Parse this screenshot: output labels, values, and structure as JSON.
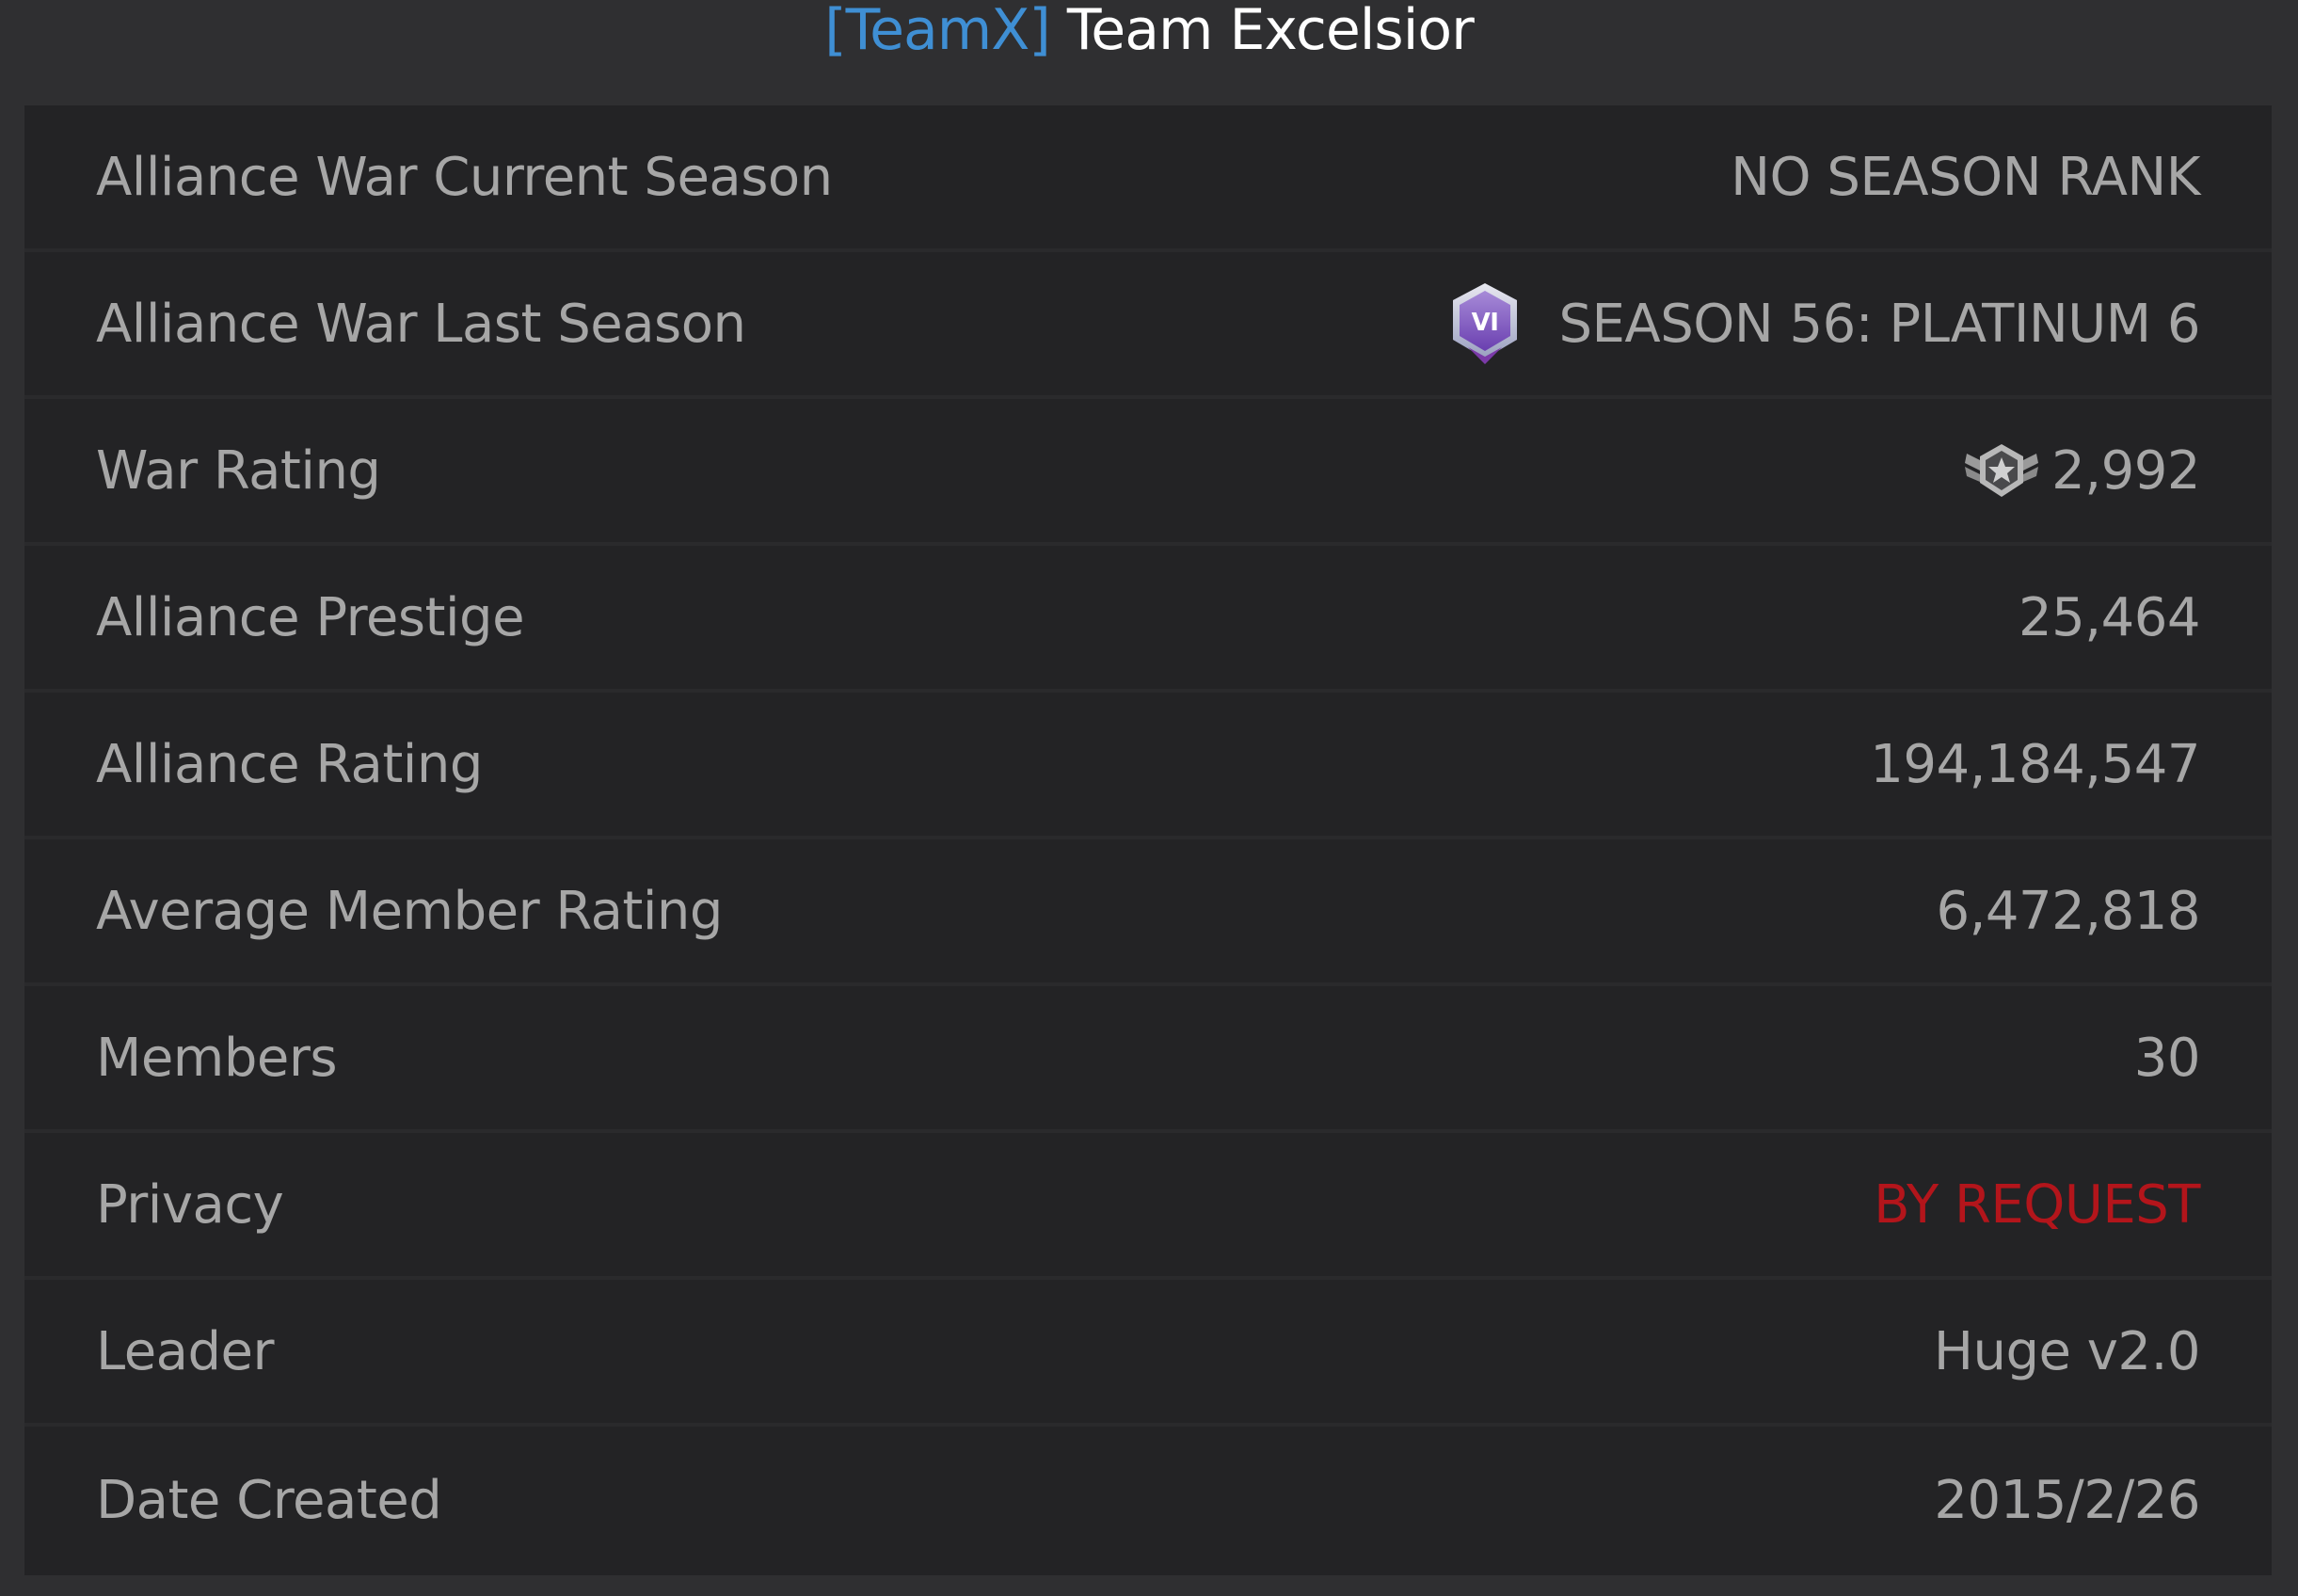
{
  "header": {
    "tag": "[TeamX]",
    "name": " Team Excelsior"
  },
  "rows": [
    {
      "label": "Alliance War Current Season",
      "value": "NO SEASON RANK"
    },
    {
      "label": "Alliance War Last Season",
      "value": "SEASON 56: PLATINUM 6",
      "icon": "platinum-vi-badge-icon",
      "badge_text": "VI"
    },
    {
      "label": "War Rating",
      "value": "2,992",
      "icon": "winged-star-icon"
    },
    {
      "label": "Alliance Prestige",
      "value": "25,464"
    },
    {
      "label": "Alliance Rating",
      "value": "194,184,547"
    },
    {
      "label": "Average Member Rating",
      "value": "6,472,818"
    },
    {
      "label": "Members",
      "value": "30"
    },
    {
      "label": "Privacy",
      "value": "BY REQUEST",
      "color": "#b3151b"
    },
    {
      "label": "Leader",
      "value": "Huge v2.0"
    },
    {
      "label": "Date Created",
      "value": "2015/2/26"
    }
  ],
  "colors": {
    "tag": "#3f8fd4",
    "title": "#ffffff",
    "text": "#a6a6a6",
    "panel": "#232325",
    "background": "#2f2f31"
  }
}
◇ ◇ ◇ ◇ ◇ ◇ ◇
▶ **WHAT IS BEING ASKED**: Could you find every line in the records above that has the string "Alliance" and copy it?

▶ **SOLUTION**:
      "label": "Alliance War Current Season",
      "label": "Alliance War Last Season",
      "label": "Alliance Prestige",
      "label": "Alliance Rating",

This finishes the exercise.